So, we’ll have to see how well this really works for me, but at this point I’d have to say that I’ve already committed to it.
For reasons I don’t entirely understand, I have been unable to try out Fedora Core 4. I have downloaded it and successfully made the install disks and I can boot off disk one with no problem. The problem arises when I select which installation to upgrade. My setup isn’t entirely normal. I have two 120GB disks running off an ATA100 controller (so they are NOT hda and hdb) that are mirrored using software mirroring. So my root device is /dev/md0. That shows up as an option and has Fedora Core 3 detected on it, but when I click next, I get a dialog that looks similar to:
+-----------------------------------------------------+ | Duplicate Labels | +-----------------------------------------------------+ | | | (*) Multiple devices on your system are labelled | | | | [ Reboot ] | +-----------------------------------------------------+
In the above ASCII art, (*) represents a symbol that looks like a critical fail icon.
What really confuses me about this dialog is that it doesn’t tell me what label is duplicated. I’m guessing this is some kind of bug because I have two physical disks that are identical in every way, but I’m not sure. I open bug 160622 on Redhat’s Bugzilla, but it got closed telling me that my RAID disks can not be labelled and suggesting that I remove the label. As far as I can tell, I have no labels of any sort, so I think I’m gonna have to reopen this bug. I’ve been poking around on the ‘net trying to find a solution, but having no luck. So for the time being, I’m unable to use Fedora Core 4… unless, of course, I install it on another machine.
UPDATE: 29-Sep-2005 – It’s installed and working!
It seems that the average spammer must have the IQ of a 1st grader. Nevermind the fact that they constantly are trying to get around people’s spam filters in email, an action that only serves to upset those from whom they want money, I’m not even gonna go there right now. What’s got me upset is the constant fact that they keep hitting me with trackback spam. I never used to get that. I used to get my share of comment spam, but every since I installed the SCode plugin, I’ve been hit with a constant deluge of trackback spams. My guess is that their script noticed the error message when they tried to post a comment spam and switched over to trackback instead. What’s really kinda strange, however, is that when I just had comments off, that didn’t happen. It was only after I took the step of installing SCode and turning old comments back on that this happened. Now, the idiocy comes in because I also have the Bayesian filtering plugin installed and it marks all these trackback pings as spam as soon as they’re posted (In fact, it has a tendency to mark things as spam even when their not… probably because my spam corpus is so much larger than my non-spam). Not one single time has one of these trackback spams actually appeared visible on my site. Not once. You’d think they’d kinda want that to happen in order for it to even be worth their time in constantly spamming me. But what do I know, I’m just a lowly consumer.
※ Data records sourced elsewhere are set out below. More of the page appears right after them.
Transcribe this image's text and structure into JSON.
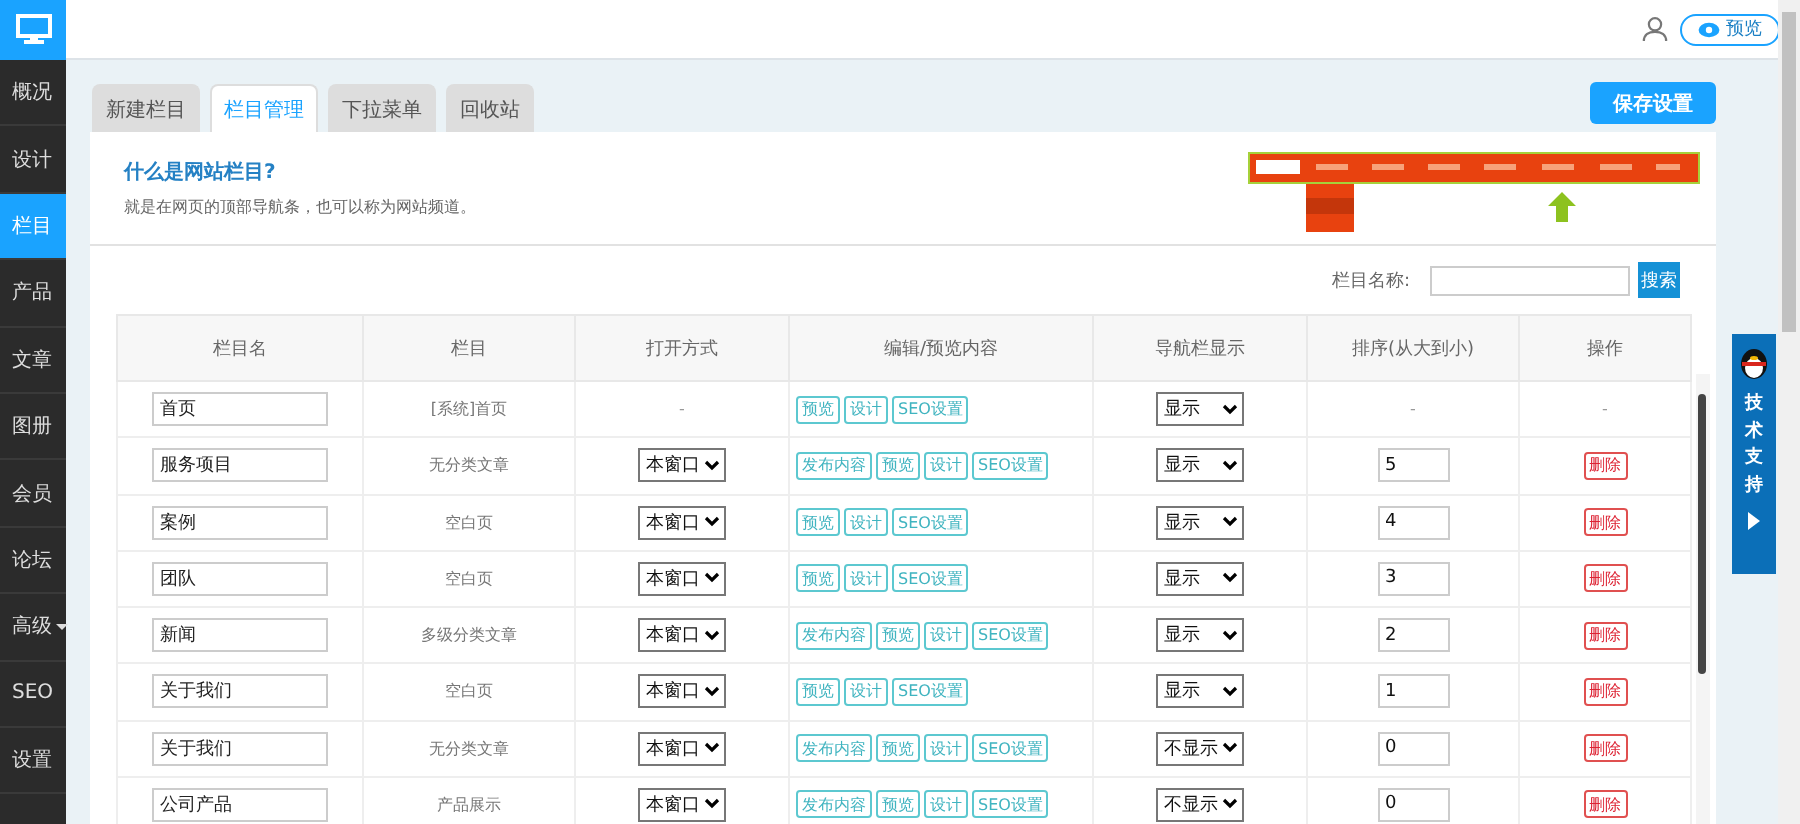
{
  "sidebar": {
    "items": [
      {
        "label": "概况",
        "selected": false
      },
      {
        "label": "设计",
        "selected": false
      },
      {
        "label": "栏目",
        "selected": true
      },
      {
        "label": "产品",
        "selected": false
      },
      {
        "label": "文章",
        "selected": false
      },
      {
        "label": "图册",
        "selected": false
      },
      {
        "label": "会员",
        "selected": false
      },
      {
        "label": "论坛",
        "selected": false
      },
      {
        "label": "高级",
        "selected": false,
        "dropdown": true
      },
      {
        "label": "SEO",
        "selected": false
      },
      {
        "label": "设置",
        "selected": false
      }
    ]
  },
  "topbar": {
    "preview_button": "预览"
  },
  "tabs": [
    {
      "label": "新建栏目",
      "selected": false
    },
    {
      "label": "栏目管理",
      "selected": true
    },
    {
      "label": "下拉菜单",
      "selected": false
    },
    {
      "label": "回收站",
      "selected": false
    }
  ],
  "save_button": "保存设置",
  "info": {
    "title": "什么是网站栏目?",
    "description": "就是在网页的顶部导航条，也可以称为网站频道。"
  },
  "search": {
    "label": "栏目名称:",
    "button": "搜索"
  },
  "table": {
    "columns": [
      "栏目名",
      "栏目",
      "打开方式",
      "编辑/预览内容",
      "导航栏显示",
      "排序(从大到小)",
      "操作"
    ],
    "rows": [
      {
        "name": "首页",
        "type": "[系统]首页",
        "open": {
          "kind": "text",
          "value": "-"
        },
        "actions": [
          "预览",
          "设计",
          "SEO设置"
        ],
        "nav": "显示",
        "sort": {
          "kind": "text",
          "value": "-"
        },
        "operation": {
          "kind": "text",
          "value": "-"
        }
      },
      {
        "name": "服务项目",
        "type": "无分类文章",
        "open": {
          "kind": "select",
          "value": "本窗口"
        },
        "actions": [
          "发布内容",
          "预览",
          "设计",
          "SEO设置"
        ],
        "nav": "显示",
        "sort": {
          "kind": "input",
          "value": "5"
        },
        "operation": {
          "kind": "button",
          "value": "删除"
        }
      },
      {
        "name": "案例",
        "type": "空白页",
        "open": {
          "kind": "select",
          "value": "本窗口"
        },
        "actions": [
          "预览",
          "设计",
          "SEO设置"
        ],
        "nav": "显示",
        "sort": {
          "kind": "input",
          "value": "4"
        },
        "operation": {
          "kind": "button",
          "value": "删除"
        }
      },
      {
        "name": "团队",
        "type": "空白页",
        "open": {
          "kind": "select",
          "value": "本窗口"
        },
        "actions": [
          "预览",
          "设计",
          "SEO设置"
        ],
        "nav": "显示",
        "sort": {
          "kind": "input",
          "value": "3"
        },
        "operation": {
          "kind": "button",
          "value": "删除"
        }
      },
      {
        "name": "新闻",
        "type": "多级分类文章",
        "open": {
          "kind": "select",
          "value": "本窗口"
        },
        "actions": [
          "发布内容",
          "预览",
          "设计",
          "SEO设置"
        ],
        "nav": "显示",
        "sort": {
          "kind": "input",
          "value": "2"
        },
        "operation": {
          "kind": "button",
          "value": "删除"
        }
      },
      {
        "name": "关于我们",
        "type": "空白页",
        "open": {
          "kind": "select",
          "value": "本窗口"
        },
        "actions": [
          "预览",
          "设计",
          "SEO设置"
        ],
        "nav": "显示",
        "sort": {
          "kind": "input",
          "value": "1"
        },
        "operation": {
          "kind": "button",
          "value": "删除"
        }
      },
      {
        "name": "关于我们",
        "type": "无分类文章",
        "open": {
          "kind": "select",
          "value": "本窗口"
        },
        "actions": [
          "发布内容",
          "预览",
          "设计",
          "SEO设置"
        ],
        "nav": "不显示",
        "sort": {
          "kind": "input",
          "value": "0"
        },
        "operation": {
          "kind": "button",
          "value": "删除"
        }
      },
      {
        "name": "公司产品",
        "type": "产品展示",
        "open": {
          "kind": "select",
          "value": "本窗口"
        },
        "actions": [
          "发布内容",
          "预览",
          "设计",
          "SEO设置"
        ],
        "nav": "不显示",
        "sort": {
          "kind": "input",
          "value": "0"
        },
        "operation": {
          "kind": "button",
          "value": "删除"
        }
      }
    ]
  },
  "support": {
    "label": "技术支持"
  }
}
2 1/2 years after Bugzilla 2.16 was released, we’re very pleased to announce the release of Bugzilla 2.18. I told you we were a week ago, and now we’re there. Hop on over to bugzilla.org and check out the new version. While your there, you may also wish to read the latest status update. Of note is the fact that the 2.20 feature freeze has been lifted and that freeze will now occur in March.